I wish I'd known! Homebuying advice
Buying a home is likely the biggest purchase you’ll make in your lifetime. There is so much information to collect and consider, and so many houses to see! The process can feel exciting and at times overwhelming. We collected the best advice home buyers wish they’d heard before getting started.
1. Hire a contractor to accompany your inspector
Every house will have some problems but don’t rely only on the seller’s inspection report. Hire your own inspector and pay for a contractor’s assessment at the same time. A contractor’s realistic assessment on the scope of repairs and costs will help you evaluate the selling price, plan for the expenses, and may give you better leverage for price negotiations.
2. Research nearby planned development projects
Check with the city’s planning office. What projects are in the works? A new housing development nearby could have a long-term impact on traffic, while plans for a park renovation could make the neighborhood more desirable and increase property values down the line.
3. Monthly payments are more than just your mortgage
Your property insurance and PMI (private mortgage insurance, if your down payment is less than 20%) may be wrapped into your mortgage, but you’ll likely have other costs, too.
- Budget for routine maintenance and repairs, everything from gardening service to leaky faucets. Experts suggest you should budget about 1% of your home’s value, annually.

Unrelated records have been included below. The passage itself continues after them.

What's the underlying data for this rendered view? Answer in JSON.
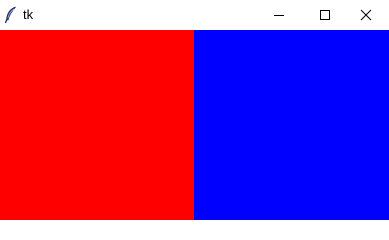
{
  "window": {
    "title": "tk",
    "app_icon": "feather-icon",
    "controls": {
      "minimize_icon": "minimize-icon",
      "maximize_icon": "maximize-icon",
      "close_icon": "close-icon"
    }
  },
  "content": {
    "left_pane_color": "#ff0000",
    "right_pane_color": "#0000ff"
  }
}
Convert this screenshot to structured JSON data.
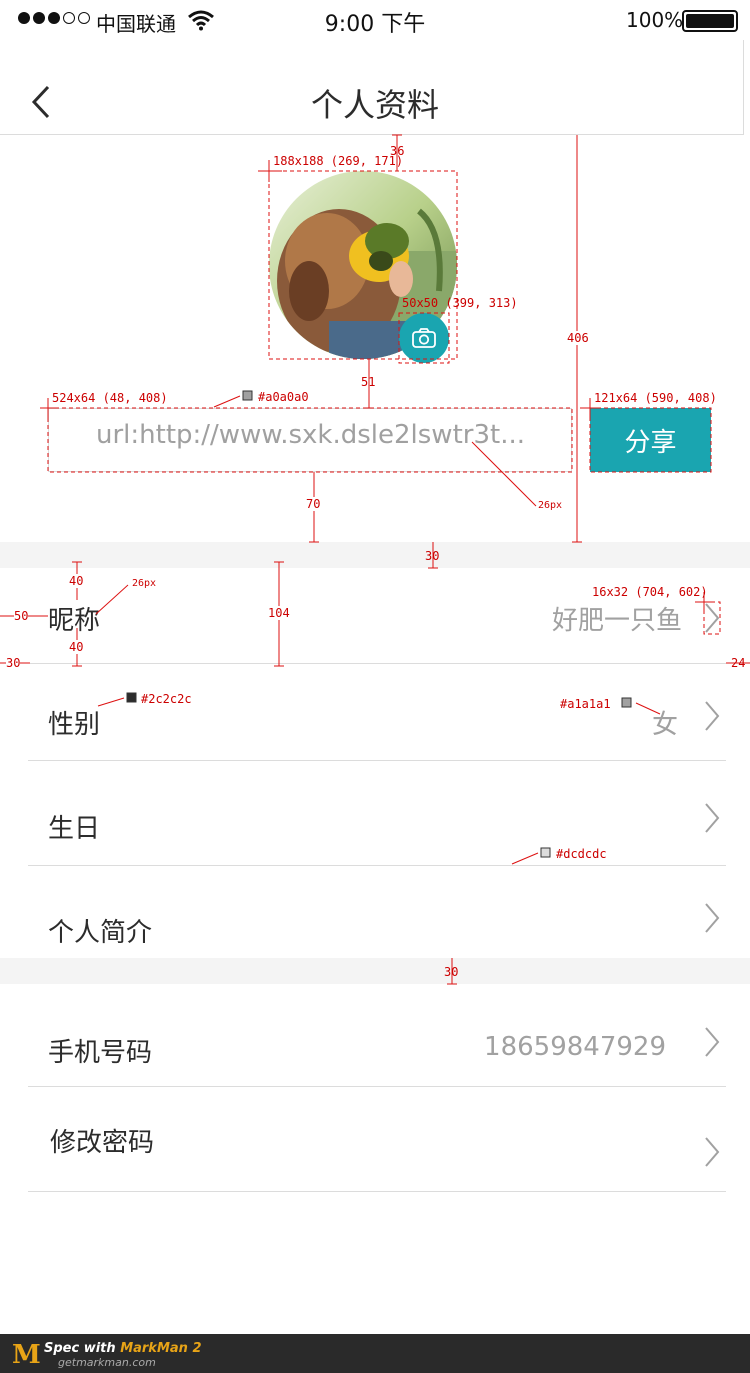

- HOA (Homeowners Association) fees average $200 – $400 a month. HOA fees are paid by property owners in multi-unit buildings and many housing developments. The fees cover costs like groundskeeping, clubhouse maintenance and trash pickup. If the property you’re considering is part of an HOA, be sure to ask about any larger projects on the horizon that could require a special assessment, such as roads, roofs, or swimming pool repairs.
4. Budget for additional upfront costs
Pulling together a down payment is challenging, so any added expense is usually an unpleasant surprise. When setting up your house-buying budget, include these common upfront fees:
- Inspections and contractor fees
- Moving costs—a local move averages around $1,500
- Closing costs—these are typically 2-5% of the house’s sales price and include items like appraiser fees and title change. You’ll also pay lender fees. This is the category of fees that you should compare very closely as you evaluate lenders.
5. Shop around for lenders
Don’t just go with a lender recommended by a friend or family member. Lender offerings vary widely. Compare rates and fees online, look for reviews and always run a simple online background check (e.g., Better Business Bureau). Half a percentage point might save you thousands of dollars over the life of the loan, but those savings could be reduced by junk fees or a long process that results in rates shifting up.
Pay very close attention to lender fees. These include discount points, document preparation fees, and loan processing fees. Banks earn their profits on these fees. Credit unions are not-for-profit, so they try to keep fees as low as possible for members.
6. Buyer’s remorse is normal, and avoidable
Most homebuyers experience some kind of buyer’s remorse following their home purchase. Usually, it revolves around fear they paid too much or the reality that their monthly costs are higher than they budgeted. Although the feeling almost always fades, you can reduce your risk of buyer’s remorse by having a clear understanding of all the costs and being firm on what you can afford. Psychologists suggest redirecting negative thoughts to forward-focused goals and start decorating to make your new place home sweet home.